-- THE PROBLEM --
Each line in the data holding "title" should be listed.

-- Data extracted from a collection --
━━━━━━━━

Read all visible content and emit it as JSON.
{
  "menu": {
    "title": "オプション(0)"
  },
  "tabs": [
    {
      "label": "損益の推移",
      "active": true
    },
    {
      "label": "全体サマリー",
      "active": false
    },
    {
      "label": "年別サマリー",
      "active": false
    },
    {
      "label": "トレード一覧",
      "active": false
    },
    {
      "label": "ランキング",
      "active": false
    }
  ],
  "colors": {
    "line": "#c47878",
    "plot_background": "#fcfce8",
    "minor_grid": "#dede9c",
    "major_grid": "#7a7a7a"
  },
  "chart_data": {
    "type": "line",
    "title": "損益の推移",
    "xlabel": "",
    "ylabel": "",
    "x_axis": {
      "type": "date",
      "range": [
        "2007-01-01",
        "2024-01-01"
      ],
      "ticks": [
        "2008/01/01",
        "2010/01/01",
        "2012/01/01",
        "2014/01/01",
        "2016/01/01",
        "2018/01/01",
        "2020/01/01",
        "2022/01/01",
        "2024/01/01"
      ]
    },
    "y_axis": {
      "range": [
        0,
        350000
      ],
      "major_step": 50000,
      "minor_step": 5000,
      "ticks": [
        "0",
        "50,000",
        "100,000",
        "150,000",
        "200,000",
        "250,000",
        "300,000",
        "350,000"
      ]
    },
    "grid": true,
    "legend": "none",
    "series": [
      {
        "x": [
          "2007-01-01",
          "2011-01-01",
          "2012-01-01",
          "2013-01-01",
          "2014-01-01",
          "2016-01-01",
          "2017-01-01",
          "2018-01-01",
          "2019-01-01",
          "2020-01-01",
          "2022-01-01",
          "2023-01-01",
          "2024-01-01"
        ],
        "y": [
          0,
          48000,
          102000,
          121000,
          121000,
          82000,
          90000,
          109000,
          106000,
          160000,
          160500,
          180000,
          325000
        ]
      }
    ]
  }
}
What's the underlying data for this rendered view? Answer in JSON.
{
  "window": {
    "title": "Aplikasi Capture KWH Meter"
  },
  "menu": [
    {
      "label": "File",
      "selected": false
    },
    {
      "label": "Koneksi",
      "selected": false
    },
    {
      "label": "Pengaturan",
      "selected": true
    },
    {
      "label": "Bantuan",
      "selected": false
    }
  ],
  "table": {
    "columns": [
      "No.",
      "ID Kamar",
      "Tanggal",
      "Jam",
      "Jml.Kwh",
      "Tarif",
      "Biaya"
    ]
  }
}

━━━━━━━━

-- WORKED SOLUTION --
    "title": "オプション(0)"
    "title": "損益の推移",
    "title": "Aplikasi Capture KWH Meter"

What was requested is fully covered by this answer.